▸ **What the task asks**:
Provide the records once more, identical to the original.

*** Begin section ***

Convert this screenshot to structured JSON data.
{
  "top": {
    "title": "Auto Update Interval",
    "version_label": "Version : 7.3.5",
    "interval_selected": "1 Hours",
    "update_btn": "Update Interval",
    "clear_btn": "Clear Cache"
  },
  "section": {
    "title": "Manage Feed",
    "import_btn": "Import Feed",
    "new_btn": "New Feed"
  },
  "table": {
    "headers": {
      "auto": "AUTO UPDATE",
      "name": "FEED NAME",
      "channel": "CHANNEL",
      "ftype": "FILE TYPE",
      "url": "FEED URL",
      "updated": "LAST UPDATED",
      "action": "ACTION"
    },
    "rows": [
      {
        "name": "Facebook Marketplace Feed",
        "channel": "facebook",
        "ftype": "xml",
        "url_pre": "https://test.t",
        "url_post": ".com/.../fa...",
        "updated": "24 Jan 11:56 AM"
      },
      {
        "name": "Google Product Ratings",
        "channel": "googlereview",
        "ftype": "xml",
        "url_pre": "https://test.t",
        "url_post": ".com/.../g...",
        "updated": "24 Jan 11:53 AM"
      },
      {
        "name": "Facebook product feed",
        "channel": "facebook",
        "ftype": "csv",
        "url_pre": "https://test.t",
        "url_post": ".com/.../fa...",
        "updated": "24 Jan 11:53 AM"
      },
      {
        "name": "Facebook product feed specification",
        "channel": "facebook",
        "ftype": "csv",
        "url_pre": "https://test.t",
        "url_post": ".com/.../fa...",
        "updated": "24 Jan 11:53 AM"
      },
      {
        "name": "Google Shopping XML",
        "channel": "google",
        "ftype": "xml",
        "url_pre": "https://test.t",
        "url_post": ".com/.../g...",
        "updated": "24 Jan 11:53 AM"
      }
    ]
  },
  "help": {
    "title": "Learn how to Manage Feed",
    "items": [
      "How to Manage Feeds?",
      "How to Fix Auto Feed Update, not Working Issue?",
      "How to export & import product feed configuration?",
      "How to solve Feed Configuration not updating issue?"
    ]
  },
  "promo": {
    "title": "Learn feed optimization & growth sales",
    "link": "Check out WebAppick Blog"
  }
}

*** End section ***

▸ **Output below**:
Convert this screenshot to structured JSON data.
{
  "top": {
    "title": "Auto Update Interval",
    "version_label": "Version : 7.3.5",
    "interval_selected": "1 Hours",
    "update_btn": "Update Interval",
    "clear_btn": "Clear Cache"
  },
  "section": {
    "title": "Manage Feed",
    "import_btn": "Import Feed",
    "new_btn": "New Feed"
  },
  "table": {
    "headers": {
      "auto": "AUTO UPDATE",
      "name": "FEED NAME",
      "channel": "CHANNEL",
      "ftype": "FILE TYPE",
      "url": "FEED URL",
      "updated": "LAST UPDATED",
      "action": "ACTION"
    },
    "rows": [
      {
        "name": "Facebook Marketplace Feed",
        "channel": "facebook",
        "ftype": "xml",
        "url_pre": "https://test.t",
        "url_post": ".com/.../fa...",
        "updated": "24 Jan 11:56 AM"
      },
      {
        "name": "Google Product Ratings",
        "channel": "googlereview",
        "ftype": "xml",
        "url_pre": "https://test.t",
        "url_post": ".com/.../g...",
        "updated": "24 Jan 11:53 AM"
      },
      {
        "name": "Facebook product feed",
        "channel": "facebook",
        "ftype": "csv",
        "url_pre": "https://test.t",
        "url_post": ".com/.../fa...",
        "updated": "24 Jan 11:53 AM"
      },
      {
        "name": "Facebook product feed specification",
        "channel": "facebook",
        "ftype": "csv",
        "url_pre": "https://test.t",
        "url_post": ".com/.../fa...",
        "updated": "24 Jan 11:53 AM"
      },
      {
        "name": "Google Shopping XML",
        "channel": "google",
        "ftype": "xml",
        "url_pre": "https://test.t",
        "url_post": ".com/.../g...",
        "updated": "24 Jan 11:53 AM"
      }
    ]
  },
  "help": {
    "title": "Learn how to Manage Feed",
    "items": [
      "How to Manage Feeds?",
      "How to Fix Auto Feed Update, not Working Issue?",
      "How to export & import product feed configuration?",
      "How to solve Feed Configuration not updating issue?"
    ]
  },
  "promo": {
    "title": "Learn feed optimization & growth sales",
    "link": "Check out WebAppick Blog"
  }
}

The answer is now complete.